Monday, June 4, 2012
The Gold Vein
My parents are married 50 years today. We had the celebration for them this weekend. When I tell people they've made it that long, I somehow always find myself in a situation where I have to explain that my parents actually love each other. I'm not kidding. When I say they've made it 50 years, most people say something like, "Wow! How did they do that without killing each other?" or, "Wow! Are they still happy?" I can't properly describe how this makes me feel inside. 50 years is an accomplishment, I know this, but I also know that my parents truly love each other and to be faced with a world so dark and jaded that people assume that my parents have spent a miserable 50 years together, implying they should've been divorced long ago but they just held to the commitment regardless of the hate between them, it breaks my heart -- not for my parents, but for the world.
I'm a bit dark and jaded myself -- if you've read my blog long enough, you know this about me. But when it comes to love, particularly what I've seen between my parents, well... I guess they're the main reason I still have hope.
In the weeks gone by the love my parents hold for each other has been in the forefront of my mind. I have memories stuck in my head where I came home from school to find my dad scrubbing the front door because my mom was throwing a Christmas party. She had made some random comment about the damn door being dirty and my dad went out on his hands and knees and scrubbed that stupid thing, without her asking him to, simply because he didn't want Mom to feel embarrassed about anything. And I've remembered stories of her taking up fights with people that Dad would've preferred she didn't but she just couldn't help it because those particular people were running Dad through the mud and she wasn't going to stand for it. And god bless her, the fire she can light because of the love for her husband is enough to intimidate anyone into submission. I could go on for pages like this, but the point that sticks in my head is that these two people were a team -- they chose 50 years ago to experience life together, and they never stopped doing it.
I'm not going to pretend for a minute that any of this is a fairy tale or some kind of magical bull shit. I didn't show up in their lives until somewhere around 11 years into their marriage. And I don't know the ins and outs of their relationship, but reading between the lines of certain stories they've told, I do know that they've had their moments and there were times of great struggle and much decision making and work. The point is, they did "the work."

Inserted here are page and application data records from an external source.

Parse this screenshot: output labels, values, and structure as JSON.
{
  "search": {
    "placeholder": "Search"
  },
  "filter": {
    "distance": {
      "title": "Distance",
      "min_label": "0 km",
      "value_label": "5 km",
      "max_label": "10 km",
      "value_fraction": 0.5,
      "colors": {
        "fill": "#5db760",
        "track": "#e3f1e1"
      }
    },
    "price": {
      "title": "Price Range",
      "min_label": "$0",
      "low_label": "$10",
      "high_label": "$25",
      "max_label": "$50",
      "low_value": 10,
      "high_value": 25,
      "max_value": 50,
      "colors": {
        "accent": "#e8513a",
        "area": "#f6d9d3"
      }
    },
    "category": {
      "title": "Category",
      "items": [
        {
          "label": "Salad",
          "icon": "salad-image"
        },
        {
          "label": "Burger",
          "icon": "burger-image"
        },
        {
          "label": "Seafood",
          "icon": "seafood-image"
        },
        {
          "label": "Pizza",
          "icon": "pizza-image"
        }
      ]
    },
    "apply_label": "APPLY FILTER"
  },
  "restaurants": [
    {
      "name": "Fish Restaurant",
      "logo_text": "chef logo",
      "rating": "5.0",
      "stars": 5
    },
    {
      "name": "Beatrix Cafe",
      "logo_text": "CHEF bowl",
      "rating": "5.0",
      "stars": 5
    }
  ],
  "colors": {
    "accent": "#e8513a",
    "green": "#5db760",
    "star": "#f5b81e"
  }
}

50 years is "The Golden Anniversary." Gold is, and I am no chemist, one of the most non-corrosive elements you can find. It isn't indestructible, but you would seriously have to go out of your way to find the one or two things that can destroy it (kinda like Superman -- you gotta bring the cryptonite before you can truly try to take that guy down and, even then, you will most likely fail). And my parents haven't just put up with each other because they're old school, they truly LOVE each other. Hell... I can go visit them and my dad will still say, even though my mom is 71 and looks nothing like she did at 19 when he met her, "look at your mother... isn't that the most beautiful woman you've ever seen?" At that moment, yes... yes Dad... she is the most beautiful woman I've ever seen... How could she not be? There is most definitely something beautiful about both my mother and my father that allows them to have that moment, 50 years later. Yes, Dad, Mom is the most beautiful woman I've ever seen and, at this point, you're the most beautiful man I've ever seen because I have yet to be loved the way you love my mother.
(And I will say this -- my parents never stopped going on dates and they never stopped having romantic getaways. They did it when we were kids and they do it now. My parents always made it a point to keep the romance alive, and I do think that is where a world of couples fail. Your kids are going to grow up and leave you, your mate will still be there when the kids have gone so...)
In conclusion, my dad stood up and told a brief story about some young man asking him how a couple makes it to 50 years of marriage. My dad's response was something like, "I really don't know except for it's a lot like breathing -- you're not alive unless you do it." I have this terrible feeling that the answer he gave that man went nowhere, but for me that means -- being with your companion, your mate, is more important than anything you could possibly do without that person so... at some point it becomes like breathing because you would die if this person wasn't walking alongside you so... you do what it takes to make sure your friend, your lover, your companion stays with you and sometimes... you just breathe.
Similarly, I had made a comment to my mother about how I will never, at my age now, reach the "50 year" accomplishment. Her response to me was, "Ultimately, it's not about the quantity, it's about the quality." And what that meant to me was... Mom and Dad were GOLDEN the day they met. They were two rocks that had a gold vein running through them. Sure, they lived long enough together to reach the 50 year mark, but for both of them this has been golden from the beginning -- they always had the love that was strong enough to withstand the elements, they just happened to live long enough to put the number behind it.
God bless my parents. I love them. I am very proud to be the daughter of two people that see the quality in the love they have shared. And at the end of the day, they may have been two glorious pieces of white shining quartz, eroded by air and water and fire, but they had this gold vein between them. And while the quartz may have worn away, even in the midst of the fire, the gold vein between them remained strong and malleable, and they were able to adjust and mold and reconvene and keep the love and life between them the way they chose to see fit because, well, that is what it means to LOVE -- trust all things, believe all things, forgive, be kind, and hope... they have not failed... they CHOSE to be In Love. And I love them for doing that.
Happy 50th Anniversary to my parents.